Instructions to follow:
A faithful copy of every record is needed here. Images must not appear in it.

Data for analysis:
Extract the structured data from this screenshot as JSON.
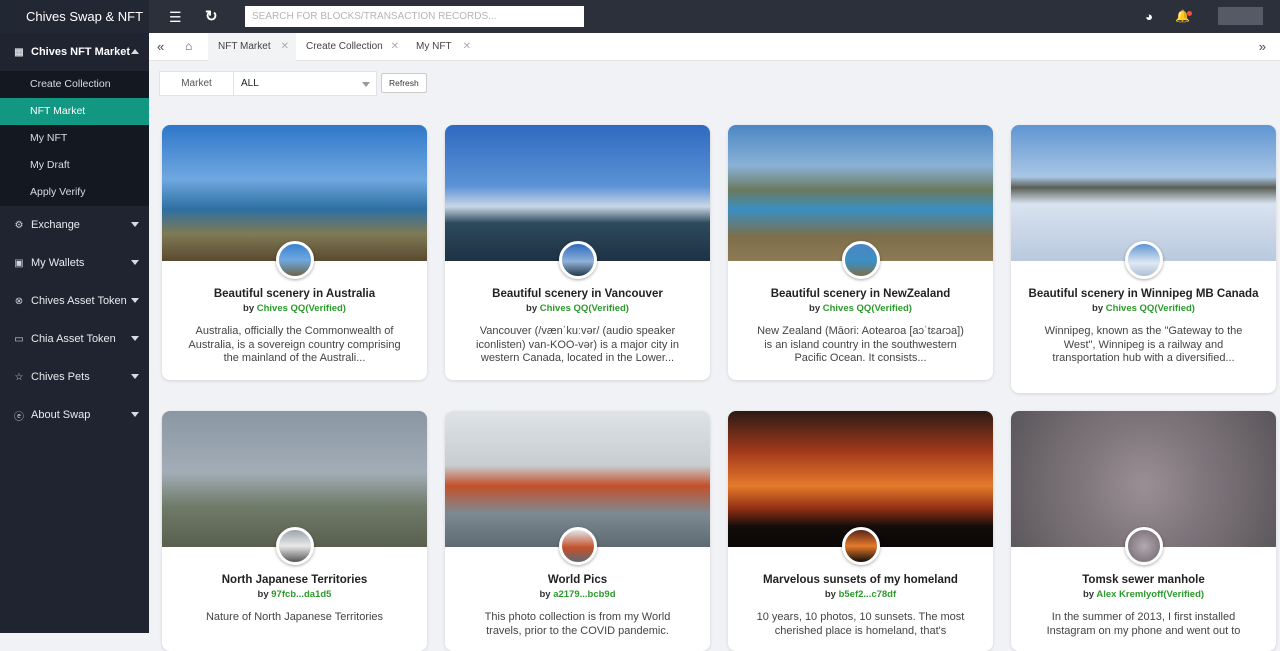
{
  "app": {
    "title": "Chives Swap & NFT"
  },
  "sidebar": {
    "groups": [
      {
        "label": "Chives NFT Market",
        "icon": "market-icon",
        "items": [
          "Create Collection",
          "NFT Market",
          "My NFT",
          "My Draft",
          "Apply Verify"
        ],
        "selected": "NFT Market"
      },
      {
        "label": "Exchange",
        "icon": "exchange-icon"
      },
      {
        "label": "My Wallets",
        "icon": "wallet-icon"
      },
      {
        "label": "Chives Asset Token",
        "icon": "token-icon"
      },
      {
        "label": "Chia Asset Token",
        "icon": "chia-token-icon"
      },
      {
        "label": "Chives Pets",
        "icon": "star-icon"
      },
      {
        "label": "About Swap",
        "icon": "info-icon"
      }
    ]
  },
  "topbar": {
    "search_placeholder": "SEARCH FOR BLOCKS/TRANSACTION RECORDS..."
  },
  "tabs": [
    {
      "label": "NFT Market",
      "active": true
    },
    {
      "label": "Create Collection",
      "active": false
    },
    {
      "label": "My NFT",
      "active": false
    }
  ],
  "filter": {
    "label": "Market",
    "selected": "ALL",
    "refresh_label": "Refresh"
  },
  "colors": {
    "accent": "#119782",
    "sidebar": "#1f2430",
    "author": "#2d9a2d"
  },
  "cards": [
    {
      "title": "Beautiful scenery in Australia",
      "by": "by",
      "author": "Chives QQ(Verified)",
      "desc": "Australia, officially the Commonwealth of Australia, is a sovereign country comprising the mainland of the Australi..."
    },
    {
      "title": "Beautiful scenery in Vancouver",
      "by": "by",
      "author": "Chives QQ(Verified)",
      "desc": "Vancouver (/vænˈkuːvər/ (audio speaker iconlisten) van-KOO-vər) is a major city in western Canada, located in the Lower..."
    },
    {
      "title": "Beautiful scenery in NewZealand",
      "by": "by",
      "author": "Chives QQ(Verified)",
      "desc": "New Zealand (Māori: Aotearoa [aɔˈtɛaɾɔa]) is an island country in the southwestern Pacific Ocean. It consists..."
    },
    {
      "title": "Beautiful scenery in Winnipeg MB Canada",
      "by": "by",
      "author": "Chives QQ(Verified)",
      "desc": "Winnipeg, known as the \"Gateway to the West\", Winnipeg is a railway and transportation hub with a diversified..."
    },
    {
      "title": "North Japanese Territories",
      "by": "by",
      "author": "97fcb...da1d5",
      "desc": "Nature of North Japanese Territories"
    },
    {
      "title": "World Pics",
      "by": "by",
      "author": "a2179...bcb9d",
      "desc": "This photo collection is from my World travels, prior to the COVID pandemic."
    },
    {
      "title": "Marvelous sunsets of my homeland",
      "by": "by",
      "author": "b5ef2...c78df",
      "desc": "10 years, 10 photos, 10 sunsets. The most cherished place is homeland, that's"
    },
    {
      "title": "Tomsk sewer manhole",
      "by": "by",
      "author": "Alex Kremlyoff(Verified)",
      "desc": "In the summer of 2013, I first installed Instagram on my phone and went out to"
    }
  ]
}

Completed task:
Extract the structured data from this screenshot as JSON.
{
  "app": {
    "title": "Chives Swap & NFT"
  },
  "sidebar": {
    "groups": [
      {
        "label": "Chives NFT Market",
        "icon": "market-icon",
        "items": [
          "Create Collection",
          "NFT Market",
          "My NFT",
          "My Draft",
          "Apply Verify"
        ],
        "selected": "NFT Market"
      },
      {
        "label": "Exchange",
        "icon": "exchange-icon"
      },
      {
        "label": "My Wallets",
        "icon": "wallet-icon"
      },
      {
        "label": "Chives Asset Token",
        "icon": "token-icon"
      },
      {
        "label": "Chia Asset Token",
        "icon": "chia-token-icon"
      },
      {
        "label": "Chives Pets",
        "icon": "star-icon"
      },
      {
        "label": "About Swap",
        "icon": "info-icon"
      }
    ]
  },
  "topbar": {
    "search_placeholder": "SEARCH FOR BLOCKS/TRANSACTION RECORDS..."
  },
  "tabs": [
    {
      "label": "NFT Market",
      "active": true
    },
    {
      "label": "Create Collection",
      "active": false
    },
    {
      "label": "My NFT",
      "active": false
    }
  ],
  "filter": {
    "label": "Market",
    "selected": "ALL",
    "refresh_label": "Refresh"
  },
  "colors": {
    "accent": "#119782",
    "sidebar": "#1f2430",
    "author": "#2d9a2d"
  },
  "cards": [
    {
      "title": "Beautiful scenery in Australia",
      "by": "by",
      "author": "Chives QQ(Verified)",
      "desc": "Australia, officially the Commonwealth of Australia, is a sovereign country comprising the mainland of the Australi..."
    },
    {
      "title": "Beautiful scenery in Vancouver",
      "by": "by",
      "author": "Chives QQ(Verified)",
      "desc": "Vancouver (/vænˈkuːvər/ (audio speaker iconlisten) van-KOO-vər) is a major city in western Canada, located in the Lower..."
    },
    {
      "title": "Beautiful scenery in NewZealand",
      "by": "by",
      "author": "Chives QQ(Verified)",
      "desc": "New Zealand (Māori: Aotearoa [aɔˈtɛaɾɔa]) is an island country in the southwestern Pacific Ocean. It consists..."
    },
    {
      "title": "Beautiful scenery in Winnipeg MB Canada",
      "by": "by",
      "author": "Chives QQ(Verified)",
      "desc": "Winnipeg, known as the \"Gateway to the West\", Winnipeg is a railway and transportation hub with a diversified..."
    },
    {
      "title": "North Japanese Territories",
      "by": "by",
      "author": "97fcb...da1d5",
      "desc": "Nature of North Japanese Territories"
    },
    {
      "title": "World Pics",
      "by": "by",
      "author": "a2179...bcb9d",
      "desc": "This photo collection is from my World travels, prior to the COVID pandemic."
    },
    {
      "title": "Marvelous sunsets of my homeland",
      "by": "by",
      "author": "b5ef2...c78df",
      "desc": "10 years, 10 photos, 10 sunsets. The most cherished place is homeland, that's"
    },
    {
      "title": "Tomsk sewer manhole",
      "by": "by",
      "author": "Alex Kremlyoff(Verified)",
      "desc": "In the summer of 2013, I first installed Instagram on my phone and went out to"
    }
  ]
}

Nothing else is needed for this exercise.